[SUPPLIED MATERIAL — start]
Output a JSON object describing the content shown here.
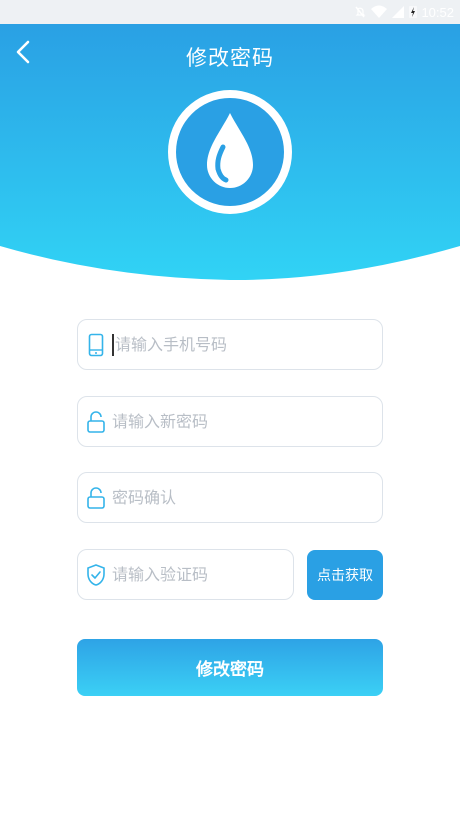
{
  "status_bar": {
    "time": "10:52",
    "icons": [
      "mute-icon",
      "wifi-icon",
      "signal-icon",
      "battery-charging-icon"
    ]
  },
  "header": {
    "title": "修改密码",
    "back_icon": "back-arrow-icon",
    "logo_icon": "water-drop-icon"
  },
  "form": {
    "phone_placeholder": "请输入手机号码",
    "new_password_placeholder": "请输入新密码",
    "confirm_password_placeholder": "密码确认",
    "code_placeholder": "请输入验证码",
    "get_code_label": "点击获取",
    "submit_label": "修改密码"
  },
  "colors": {
    "header_top": "#2aa0e4",
    "header_bottom": "#31d3f5",
    "icon_blue": "#34b4ea",
    "button_blue": "#2aa0e4",
    "placeholder": "#b8bec6"
  }
}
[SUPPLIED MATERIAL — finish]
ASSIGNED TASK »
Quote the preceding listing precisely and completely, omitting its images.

OUTPUT FOR THIS TASK »
Output a JSON object describing the content shown here.
{
  "status_bar": {
    "time": "10:52",
    "icons": [
      "mute-icon",
      "wifi-icon",
      "signal-icon",
      "battery-charging-icon"
    ]
  },
  "header": {
    "title": "修改密码",
    "back_icon": "back-arrow-icon",
    "logo_icon": "water-drop-icon"
  },
  "form": {
    "phone_placeholder": "请输入手机号码",
    "new_password_placeholder": "请输入新密码",
    "confirm_password_placeholder": "密码确认",
    "code_placeholder": "请输入验证码",
    "get_code_label": "点击获取",
    "submit_label": "修改密码"
  },
  "colors": {
    "header_top": "#2aa0e4",
    "header_bottom": "#31d3f5",
    "icon_blue": "#34b4ea",
    "button_blue": "#2aa0e4",
    "placeholder": "#b8bec6"
  }
}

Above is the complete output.